In 2006–08, Ukrainian banks were expanding lending fast and made extraordinary profits. In the spring of 2008, Ukraine’s economy was experiencing all signs of overheating. Annualized inflation peaked at 31 percent in May 2008, and the current account deficit reached 7.1 percent of gross domestic product in 2008. Commercial banks with access to the euro market could borrow short-term funds at interest rates of a few percent, while issuing consumer loans in hryvnia at up to 50 percent a year. The artificial peg of the hryvnia to the US dollar caused this large interest gap, and the credit boom unleashed a real estate boom.
From 2006 to 2008, West European banks purchased Ukrainian banks at crazy values of up to five times book value, where multiples of one or two would be normal. The Ukrainian owners boosted the banks’ assets by issuing overly large and risky loans just before they sold their shares.
By summer 2008, the share of 17 West European banks in Ukraine’s banking sector peaked at 40 percent. Now most of them have left. By January 2013, their share of Ukrainian banking assets had plummeted to 20 percent—half the peak value.
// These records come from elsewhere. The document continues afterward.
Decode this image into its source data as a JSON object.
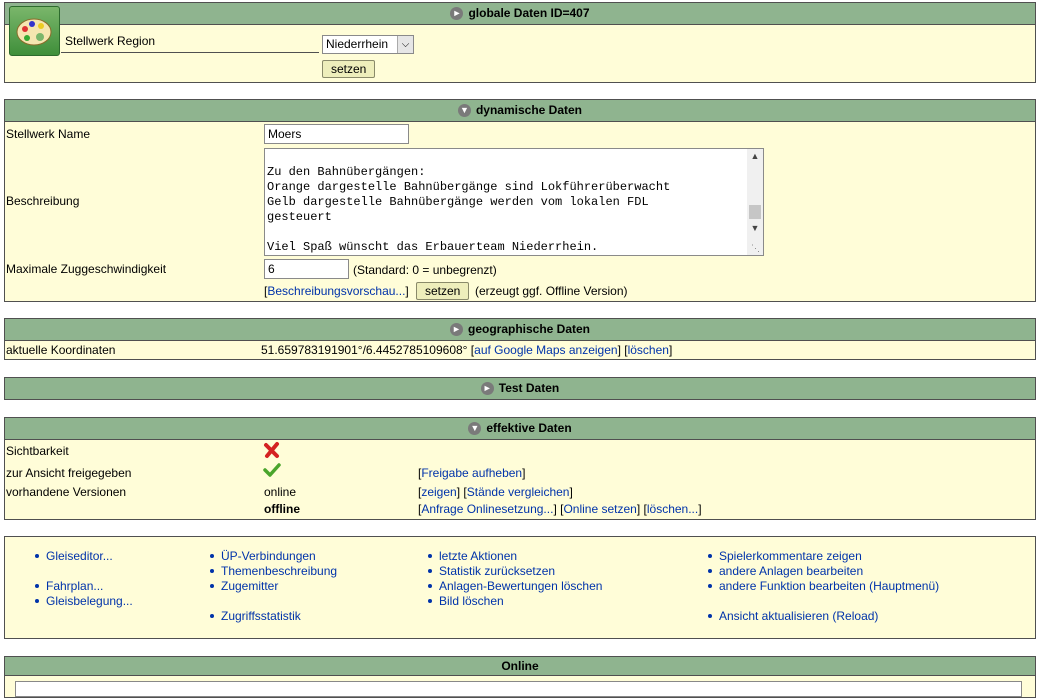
{
  "globale": {
    "header": "globale Daten ID=407",
    "region_label": "Stellwerk Region",
    "region_value": "Niederrhein",
    "submit": "setzen"
  },
  "dynamisch": {
    "header": "dynamische Daten",
    "name_label": "Stellwerk Name",
    "name_value": "Moers",
    "beschreibung_label": "Beschreibung",
    "beschreibung_text": "Zu den Bahnübergängen:\nOrange dargestelle Bahnübergänge sind Lokführerüberwacht\nGelb dargestelle Bahnübergänge werden vom lokalen FDL\ngesteuert\n\nViel Spaß wünscht das Erbauerteam Niederrhein.",
    "vmax_label": "Maximale Zuggeschwindigkeit",
    "vmax_value": "6",
    "vmax_hint": "(Standard: 0 = unbegrenzt)",
    "bracket_open": "[",
    "preview_link": "Beschreibungsvorschau...",
    "bracket_close": "]",
    "submit": "setzen",
    "offline_hint": "(erzeugt ggf. Offline Version)"
  },
  "geo": {
    "header": "geographische Daten",
    "koord_label": "aktuelle Koordinaten",
    "koord_value": "51.659783191901°/6.4452785109608°",
    "maps_link": "auf Google Maps anzeigen",
    "delete_link": "löschen"
  },
  "test": {
    "header": "Test Daten"
  },
  "effektiv": {
    "header": "effektive Daten",
    "sicht_label": "Sichtbarkeit",
    "freigabe_label": "zur Ansicht freigegeben",
    "freigabe_link": "Freigabe aufheben",
    "versionen_label": "vorhandene Versionen",
    "online_label": "online",
    "zeigen_link": "zeigen",
    "vergleich_link": "Stände vergleichen",
    "offline_label": "offline",
    "anfrage_link": "Anfrage Onlinesetzung...",
    "online_setzen_link": "Online setzen",
    "loeschen_link": "löschen..."
  },
  "menu": {
    "col1": [
      "Gleiseditor...",
      "",
      "Fahrplan...",
      "Gleisbelegung..."
    ],
    "col2": [
      "ÜP-Verbindungen",
      "Themenbeschreibung",
      "Zugemitter",
      "",
      "Zugriffsstatistik"
    ],
    "col3": [
      "letzte Aktionen",
      "Statistik zurücksetzen",
      "Anlagen-Bewertungen löschen",
      "Bild löschen"
    ],
    "col4": [
      "Spielerkommentare zeigen",
      "andere Anlagen bearbeiten",
      "andere Funktion bearbeiten (Hauptmenü)",
      "",
      "Ansicht aktualisieren (Reload)"
    ]
  },
  "online": {
    "header": "Online"
  },
  "colors": {
    "header_bg": "#8fb48f",
    "panel_bg": "#fffdd8",
    "link": "#0033aa"
  }
}
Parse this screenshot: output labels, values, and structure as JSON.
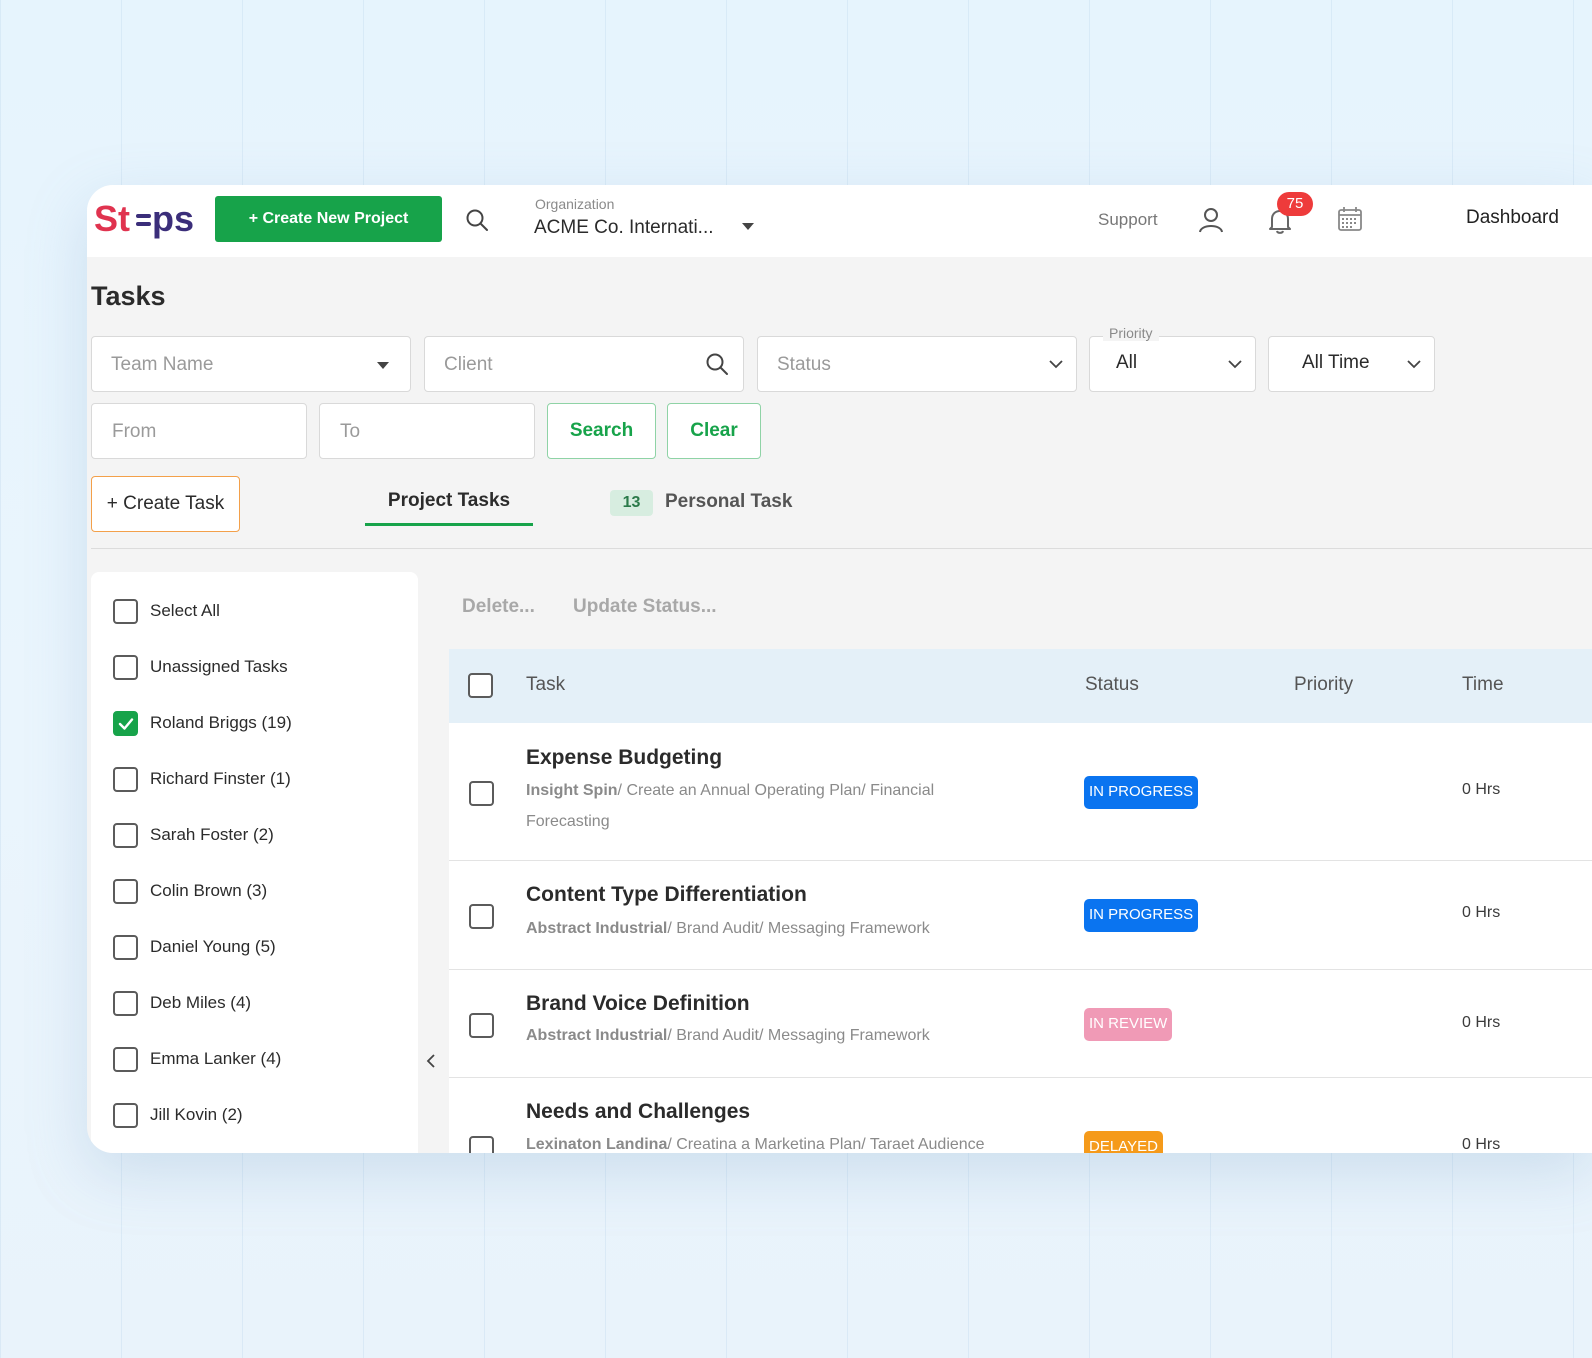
{
  "header": {
    "logo_text": "Steps",
    "create_project_label": "+ Create New Project",
    "org_label": "Organization",
    "org_value": "ACME Co. Internati...",
    "support_label": "Support",
    "notification_count": "75",
    "dashboard_label": "Dashboard"
  },
  "page": {
    "title": "Tasks"
  },
  "filters": {
    "team_name_placeholder": "Team Name",
    "client_placeholder": "Client",
    "status_placeholder": "Status",
    "priority_legend": "Priority",
    "priority_value": "All",
    "time_value": "All Time",
    "from_placeholder": "From",
    "to_placeholder": "To",
    "search_label": "Search",
    "clear_label": "Clear"
  },
  "actions": {
    "create_task_label": "+ Create Task"
  },
  "tabs": {
    "project_tasks": "Project Tasks",
    "personal_count": "13",
    "personal_task": "Personal Task"
  },
  "assignees": [
    {
      "label": "Select All",
      "checked": false
    },
    {
      "label": "Unassigned Tasks",
      "checked": false
    },
    {
      "label": "Roland Briggs (19)",
      "checked": true
    },
    {
      "label": "Richard Finster (1)",
      "checked": false
    },
    {
      "label": "Sarah Foster (2)",
      "checked": false
    },
    {
      "label": "Colin Brown (3)",
      "checked": false
    },
    {
      "label": "Daniel Young (5)",
      "checked": false
    },
    {
      "label": "Deb Miles (4)",
      "checked": false
    },
    {
      "label": "Emma Lanker (4)",
      "checked": false
    },
    {
      "label": "Jill Kovin (2)",
      "checked": false
    }
  ],
  "bulk": {
    "delete_label": "Delete...",
    "update_status_label": "Update Status..."
  },
  "table": {
    "headers": {
      "task": "Task",
      "status": "Status",
      "priority": "Priority",
      "time": "Time"
    },
    "rows": [
      {
        "title": "Expense Budgeting",
        "client": "Insight Spin",
        "path": "/ Create an Annual Operating Plan/ Financial Forecasting",
        "status": "IN PROGRESS",
        "status_color": "#0a74f0",
        "time": "0 Hrs"
      },
      {
        "title": "Content Type Differentiation",
        "client": "Abstract Industrial",
        "path": "/ Brand Audit/ Messaging Framework",
        "status": "IN PROGRESS",
        "status_color": "#0a74f0",
        "time": "0 Hrs"
      },
      {
        "title": "Brand Voice Definition",
        "client": "Abstract Industrial",
        "path": "/ Brand Audit/ Messaging Framework",
        "status": "IN REVIEW",
        "status_color": "#f09ab6",
        "time": "0 Hrs"
      },
      {
        "title": "Needs and Challenges",
        "client": "Lexinaton Landina",
        "path": "/ Creatina a Marketina Plan/ Taraet Audience",
        "status": "DELAYED",
        "status_color": "#f59a1a",
        "time": "0 Hrs"
      }
    ]
  },
  "colors": {
    "accent": "#17a34a",
    "create_task_border": "#f3a04a",
    "badge": "#ee3b3b"
  }
}
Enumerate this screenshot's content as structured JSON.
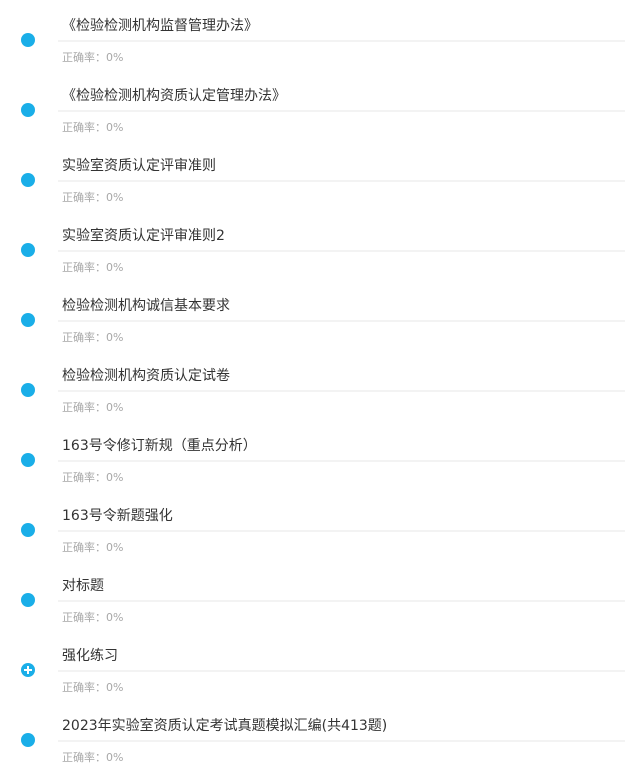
{
  "rate_prefix": "正确率：",
  "colors": {
    "accent": "#1aaee8",
    "title": "#333333",
    "subtext": "#a8a8a8",
    "divider": "#f3f3f3"
  },
  "items": [
    {
      "title": "《检验检测机构监督管理办法》",
      "rate": "0%",
      "icon": "dot-icon"
    },
    {
      "title": "《检验检测机构资质认定管理办法》",
      "rate": "0%",
      "icon": "dot-icon"
    },
    {
      "title": "实验室资质认定评审准则",
      "rate": "0%",
      "icon": "dot-icon"
    },
    {
      "title": "实验室资质认定评审准则2",
      "rate": "0%",
      "icon": "dot-icon"
    },
    {
      "title": "检验检测机构诚信基本要求",
      "rate": "0%",
      "icon": "dot-icon"
    },
    {
      "title": "检验检测机构资质认定试卷",
      "rate": "0%",
      "icon": "dot-icon"
    },
    {
      "title": "163号令修订新规（重点分析）",
      "rate": "0%",
      "icon": "dot-icon"
    },
    {
      "title": "163号令新题强化",
      "rate": "0%",
      "icon": "dot-icon"
    },
    {
      "title": "对标题",
      "rate": "0%",
      "icon": "dot-icon"
    },
    {
      "title": "强化练习",
      "rate": "0%",
      "icon": "expand-plus-icon"
    },
    {
      "title": "2023年实验室资质认定考试真题模拟汇编(共413题)",
      "rate": "0%",
      "icon": "dot-icon"
    }
  ]
}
Leverage—total bank assets as a share of gross domestic product—has declined marginally, and the number of banks has remained stable at 175.